Fleur de Levain?
Your sourdough needs regular feeding. But as we all know, there always remains plenty of discard after each feeding cyclus. What to do with it? Throwing away is neither ecologically nor economically an option. Instead of using it for pancakes, cookies or waffles (this is at least the way of most homebakers), the Sourdough Librarian discovered a new fanatastic and culinary recycling solution: making flour of it. More precisely: sourdough-powder, which can be added as on-top ingredient for any kind of bread. Wheat, spelt, rye or lievito madre (stiff starter) – it doesn’t matter what kind of sourdough discard (or fresh sourdough) you use. Any kind is just perfect for making the delicious Fleur de Levain. Awesome, ins’t it?
Nothing easier than that: Apply your sourdough discard with a brush onto a baking parchment (stiffer dough has to be rolled out with rolling pin – no matter which discard you will use, make sure that at the end it is just a thin layer), and let it dry in the oven at 100 degrees Celsius for roughly 90 minutes. Let it cool down and mill it. That’s it! (*credits: Karl de Smedt, The Quest for Sourdough)
Be ready for stunning variations of Fleur de Levain here on #brotokoll.

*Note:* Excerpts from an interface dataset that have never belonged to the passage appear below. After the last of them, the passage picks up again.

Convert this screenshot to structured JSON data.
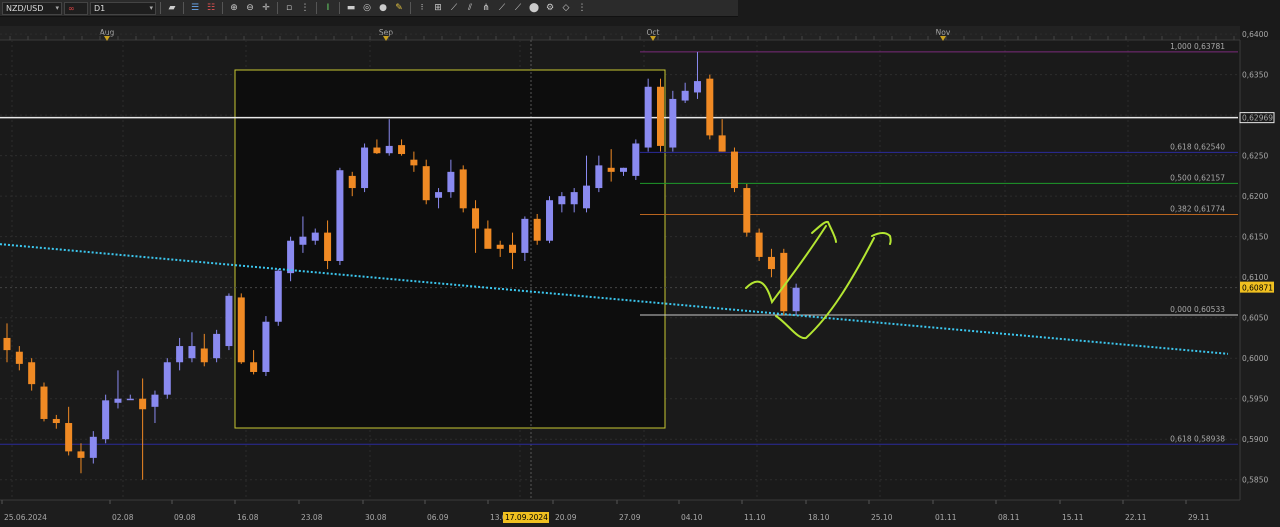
{
  "toolbar": {
    "symbol": "NZD/USD",
    "timeframe": "D1",
    "icons": [
      "chart-type-icon",
      "link-icon",
      "bar-icon",
      "candle-icon",
      "zoom-in-icon",
      "zoom-out-icon",
      "crosshair-icon",
      "cursor-icon",
      "text-icon",
      "label-icon",
      "shapes-icon",
      "pencil-icon",
      "fibonacci-icon",
      "grid-icon",
      "trendline-icon",
      "channel-icon",
      "pitchfork-icon",
      "circle-icon",
      "settings-icon",
      "eraser-icon"
    ]
  },
  "months": [
    {
      "label": "Aug"
    },
    {
      "label": "Sep"
    },
    {
      "label": "Oct"
    },
    {
      "label": "Nov"
    }
  ],
  "price_axis": [
    "0,6400",
    "0,6350",
    "0,6300",
    "0,6250",
    "0,6200",
    "0,6150",
    "0,6100",
    "0,6050",
    "0,6000",
    "0,5950",
    "0,5900",
    "0,5850"
  ],
  "date_axis": [
    "25.06.2024",
    "02.08",
    "09.08",
    "16.08",
    "23.08",
    "30.08",
    "06.09",
    "13.09",
    "20.09",
    "27.09",
    "04.10",
    "11.10",
    "18.10",
    "25.10",
    "01.11",
    "08.11",
    "15.11",
    "22.11",
    "29.11"
  ],
  "crosshair_date": "17.09.2024",
  "horizontal_line_price": "0,62969",
  "current_price": "0,60871",
  "fib_levels": [
    {
      "label": "1,000 0,63781",
      "color": "#7a2a7a"
    },
    {
      "label": "0,618 0,62540",
      "color": "#2a2a9a"
    },
    {
      "label": "0,500 0,62157",
      "color": "#1e9a2a"
    },
    {
      "label": "0,382 0,61774",
      "color": "#b8641e"
    },
    {
      "label": "0,000 0,60533",
      "color": "#c8c8c8"
    },
    {
      "label": "0,618 0,58938",
      "color": "#2a2a9a"
    }
  ],
  "chart_data": {
    "type": "candlestick",
    "symbol": "NZD/USD",
    "timeframe": "D1",
    "ylim": [
      0.5825,
      0.641
    ],
    "colors": {
      "bull": "#8a8af0",
      "bear": "#f08a24",
      "trend": "#3cc8f0",
      "box": "#c8c832",
      "annotation": "#b4e632"
    },
    "candles": [
      {
        "o": 0.6025,
        "h": 0.6043,
        "l": 0.5995,
        "c": 0.601
      },
      {
        "o": 0.6008,
        "h": 0.6015,
        "l": 0.5985,
        "c": 0.5993
      },
      {
        "o": 0.5995,
        "h": 0.6,
        "l": 0.596,
        "c": 0.5968
      },
      {
        "o": 0.5965,
        "h": 0.597,
        "l": 0.5922,
        "c": 0.5925
      },
      {
        "o": 0.5925,
        "h": 0.593,
        "l": 0.5913,
        "c": 0.592
      },
      {
        "o": 0.592,
        "h": 0.594,
        "l": 0.588,
        "c": 0.5885
      },
      {
        "o": 0.5885,
        "h": 0.5895,
        "l": 0.5858,
        "c": 0.5877
      },
      {
        "o": 0.5877,
        "h": 0.591,
        "l": 0.587,
        "c": 0.5903
      },
      {
        "o": 0.59,
        "h": 0.5955,
        "l": 0.5895,
        "c": 0.5948
      },
      {
        "o": 0.5945,
        "h": 0.5985,
        "l": 0.5938,
        "c": 0.595
      },
      {
        "o": 0.595,
        "h": 0.5955,
        "l": 0.595,
        "c": 0.595
      },
      {
        "o": 0.595,
        "h": 0.5975,
        "l": 0.585,
        "c": 0.5937
      },
      {
        "o": 0.594,
        "h": 0.596,
        "l": 0.592,
        "c": 0.5955
      },
      {
        "o": 0.5955,
        "h": 0.6,
        "l": 0.595,
        "c": 0.5995
      },
      {
        "o": 0.5995,
        "h": 0.6025,
        "l": 0.5985,
        "c": 0.6015
      },
      {
        "o": 0.6,
        "h": 0.6032,
        "l": 0.5995,
        "c": 0.6015
      },
      {
        "o": 0.6012,
        "h": 0.603,
        "l": 0.599,
        "c": 0.5995
      },
      {
        "o": 0.6,
        "h": 0.6035,
        "l": 0.5995,
        "c": 0.603
      },
      {
        "o": 0.6015,
        "h": 0.608,
        "l": 0.601,
        "c": 0.6077
      },
      {
        "o": 0.6075,
        "h": 0.608,
        "l": 0.5993,
        "c": 0.5995
      },
      {
        "o": 0.5995,
        "h": 0.601,
        "l": 0.598,
        "c": 0.5983
      },
      {
        "o": 0.5983,
        "h": 0.6052,
        "l": 0.5978,
        "c": 0.6045
      },
      {
        "o": 0.6045,
        "h": 0.611,
        "l": 0.604,
        "c": 0.6108
      },
      {
        "o": 0.6105,
        "h": 0.615,
        "l": 0.6095,
        "c": 0.6145
      },
      {
        "o": 0.614,
        "h": 0.6175,
        "l": 0.613,
        "c": 0.615
      },
      {
        "o": 0.6145,
        "h": 0.616,
        "l": 0.614,
        "c": 0.6155
      },
      {
        "o": 0.6155,
        "h": 0.617,
        "l": 0.611,
        "c": 0.612
      },
      {
        "o": 0.612,
        "h": 0.6235,
        "l": 0.6115,
        "c": 0.6232
      },
      {
        "o": 0.6225,
        "h": 0.623,
        "l": 0.62,
        "c": 0.621
      },
      {
        "o": 0.621,
        "h": 0.6265,
        "l": 0.6205,
        "c": 0.626
      },
      {
        "o": 0.626,
        "h": 0.627,
        "l": 0.6252,
        "c": 0.6253
      },
      {
        "o": 0.6253,
        "h": 0.6295,
        "l": 0.625,
        "c": 0.6262
      },
      {
        "o": 0.6263,
        "h": 0.627,
        "l": 0.625,
        "c": 0.6252
      },
      {
        "o": 0.6245,
        "h": 0.6255,
        "l": 0.623,
        "c": 0.6238
      },
      {
        "o": 0.6237,
        "h": 0.6245,
        "l": 0.619,
        "c": 0.6195
      },
      {
        "o": 0.6198,
        "h": 0.621,
        "l": 0.6185,
        "c": 0.6205
      },
      {
        "o": 0.6205,
        "h": 0.6245,
        "l": 0.6198,
        "c": 0.623
      },
      {
        "o": 0.6233,
        "h": 0.6238,
        "l": 0.618,
        "c": 0.6185
      },
      {
        "o": 0.6185,
        "h": 0.6195,
        "l": 0.613,
        "c": 0.616
      },
      {
        "o": 0.616,
        "h": 0.617,
        "l": 0.6145,
        "c": 0.6135
      },
      {
        "o": 0.614,
        "h": 0.6145,
        "l": 0.6125,
        "c": 0.6135
      },
      {
        "o": 0.614,
        "h": 0.6155,
        "l": 0.611,
        "c": 0.613
      },
      {
        "o": 0.613,
        "h": 0.6175,
        "l": 0.612,
        "c": 0.6172
      },
      {
        "o": 0.6172,
        "h": 0.6178,
        "l": 0.614,
        "c": 0.6145
      },
      {
        "o": 0.6145,
        "h": 0.62,
        "l": 0.6142,
        "c": 0.6195
      },
      {
        "o": 0.619,
        "h": 0.6205,
        "l": 0.618,
        "c": 0.62
      },
      {
        "o": 0.619,
        "h": 0.621,
        "l": 0.618,
        "c": 0.6205
      },
      {
        "o": 0.6185,
        "h": 0.625,
        "l": 0.618,
        "c": 0.6213
      },
      {
        "o": 0.621,
        "h": 0.625,
        "l": 0.6205,
        "c": 0.6238
      },
      {
        "o": 0.6235,
        "h": 0.6258,
        "l": 0.6218,
        "c": 0.623
      },
      {
        "o": 0.623,
        "h": 0.6235,
        "l": 0.6225,
        "c": 0.6235
      },
      {
        "o": 0.6225,
        "h": 0.627,
        "l": 0.622,
        "c": 0.6265
      },
      {
        "o": 0.626,
        "h": 0.6345,
        "l": 0.6255,
        "c": 0.6335
      },
      {
        "o": 0.6335,
        "h": 0.6345,
        "l": 0.6255,
        "c": 0.6262
      },
      {
        "o": 0.626,
        "h": 0.633,
        "l": 0.6255,
        "c": 0.632
      },
      {
        "o": 0.6318,
        "h": 0.634,
        "l": 0.6315,
        "c": 0.633
      },
      {
        "o": 0.6328,
        "h": 0.6378,
        "l": 0.632,
        "c": 0.6342
      },
      {
        "o": 0.6345,
        "h": 0.635,
        "l": 0.627,
        "c": 0.6275
      },
      {
        "o": 0.6275,
        "h": 0.6295,
        "l": 0.6255,
        "c": 0.6255
      },
      {
        "o": 0.6255,
        "h": 0.626,
        "l": 0.6205,
        "c": 0.621
      },
      {
        "o": 0.621,
        "h": 0.6215,
        "l": 0.615,
        "c": 0.6155
      },
      {
        "o": 0.6155,
        "h": 0.616,
        "l": 0.612,
        "c": 0.6125
      },
      {
        "o": 0.6125,
        "h": 0.6135,
        "l": 0.61,
        "c": 0.611
      },
      {
        "o": 0.613,
        "h": 0.6135,
        "l": 0.6053,
        "c": 0.6058
      },
      {
        "o": 0.6058,
        "h": 0.6092,
        "l": 0.6053,
        "c": 0.6087
      }
    ],
    "horizontal_line": 0.62969,
    "current_price": 0.60871,
    "fib_a": [
      0.63781,
      0.6254,
      0.62157,
      0.61774,
      0.60533
    ],
    "fib_b": [
      0.58938
    ],
    "trendline": [
      {
        "t": 0,
        "p": 0.614
      },
      {
        "t": 64,
        "p": 0.6053
      }
    ]
  }
}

Even changing the temperature while drying will let you ending up with a totally different flavour (give it a try and dry your discard at 200 degrees Celsius – quite shorter timewise).
Especially wild yeast water based bread, which is missing the sourdough acidic taste, will be enriched with a really fantastic new spice and aroma range. Fleur de Levain – an absolute winner!

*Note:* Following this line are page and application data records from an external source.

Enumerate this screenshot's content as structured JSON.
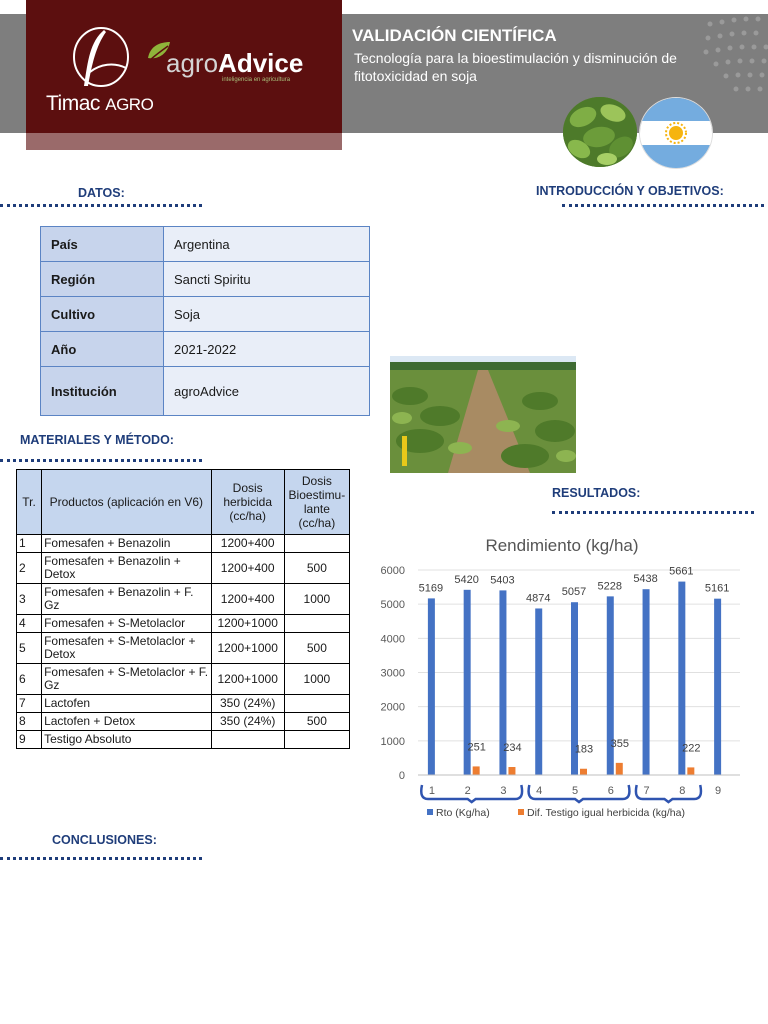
{
  "header": {
    "title": "VALIDACIÓN CIENTÍFICA",
    "subtitle": "Tecnología para la bioestimulación y disminución de fitotoxicidad en soja",
    "logo_timac": "Timac",
    "logo_timac_suffix": "AGRO",
    "logo_agro_prefix": "agro",
    "logo_agro_bold": "Advice",
    "logo_agro_tagline": "inteligencia en agricultura",
    "flag_icon": "argentina-flag-icon",
    "crop_icon": "soybean-leaves-photo"
  },
  "sections": {
    "datos": "DATOS:",
    "intro": "INTRODUCCIÓN Y OBJETIVOS:",
    "materiales": "MATERIALES Y MÉTODO:",
    "resultados": "RESULTADOS:",
    "conclusiones": "CONCLUSIONES:"
  },
  "datos": [
    {
      "label": "País",
      "value": "Argentina"
    },
    {
      "label": "Región",
      "value": "Sancti Spiritu"
    },
    {
      "label": "Cultivo",
      "value": "Soja"
    },
    {
      "label": "Año",
      "value": "2021-2022"
    },
    {
      "label": "Institución",
      "value": "agroAdvice"
    }
  ],
  "materiales": {
    "headers": [
      "Tr.",
      "Productos (aplicación en V6)",
      "Dosis herbicida (cc/ha)",
      "Dosis Bioestimu-lante (cc/ha)"
    ],
    "rows": [
      [
        "1",
        "Fomesafen + Benazolin",
        "1200+400",
        ""
      ],
      [
        "2",
        "Fomesafen + Benazolin + Detox",
        "1200+400",
        "500"
      ],
      [
        "3",
        "Fomesafen + Benazolin + F. Gz",
        "1200+400",
        "1000"
      ],
      [
        "4",
        "Fomesafen + S-Metolaclor",
        "1200+1000",
        ""
      ],
      [
        "5",
        "Fomesafen + S-Metolaclor + Detox",
        "1200+1000",
        "500"
      ],
      [
        "6",
        "Fomesafen + S-Metolaclor + F. Gz",
        "1200+1000",
        "1000"
      ],
      [
        "7",
        "Lactofen",
        "350 (24%)",
        ""
      ],
      [
        "8",
        "Lactofen + Detox",
        "350 (24%)",
        "500"
      ],
      [
        "9",
        "Testigo Absoluto",
        "",
        ""
      ]
    ]
  },
  "colors": {
    "header_band": "#7e7e7e",
    "logo_bg": "#5c0f0f",
    "section_title": "#1f3d7a",
    "series_rto": "#4472c4",
    "series_dif": "#ed7d31"
  },
  "chart_data": {
    "type": "bar",
    "title": "Rendimiento (kg/ha)",
    "categories": [
      "1",
      "2",
      "3",
      "4",
      "5",
      "6",
      "7",
      "8",
      "9"
    ],
    "ylim": [
      0,
      6000
    ],
    "yticks": [
      0,
      1000,
      2000,
      3000,
      4000,
      5000,
      6000
    ],
    "grid": true,
    "legend_position": "bottom",
    "series": [
      {
        "name": "Rto (Kg/ha)",
        "values": [
          5169,
          5420,
          5403,
          4874,
          5057,
          5228,
          5438,
          5661,
          5161
        ],
        "labels": [
          "5169",
          "5420",
          "5403",
          "4874",
          "5057",
          "5228",
          "5438",
          "5661",
          "5161"
        ]
      },
      {
        "name": "Dif. Testigo igual herbicida (kg/ha)",
        "values": [
          null,
          251,
          234,
          null,
          183,
          355,
          null,
          222,
          null
        ],
        "labels": [
          "",
          "251",
          "234",
          "",
          "183",
          "355",
          "",
          "222",
          ""
        ]
      }
    ],
    "groups": [
      [
        1,
        3
      ],
      [
        4,
        6
      ],
      [
        7,
        8
      ]
    ]
  }
}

Give it try! Sometimes it reminds me a well aged parmesan – in case of rye a bit sharper or dryer. The great aroma variety can hardly be described. And no worries – even if your sourdough had lived better feeding than lastly – the acidic level will be lowered during the drying process in the oven. Even try to mix different sourdoughs for your Fleur de Levain. It’ pure taste fascination!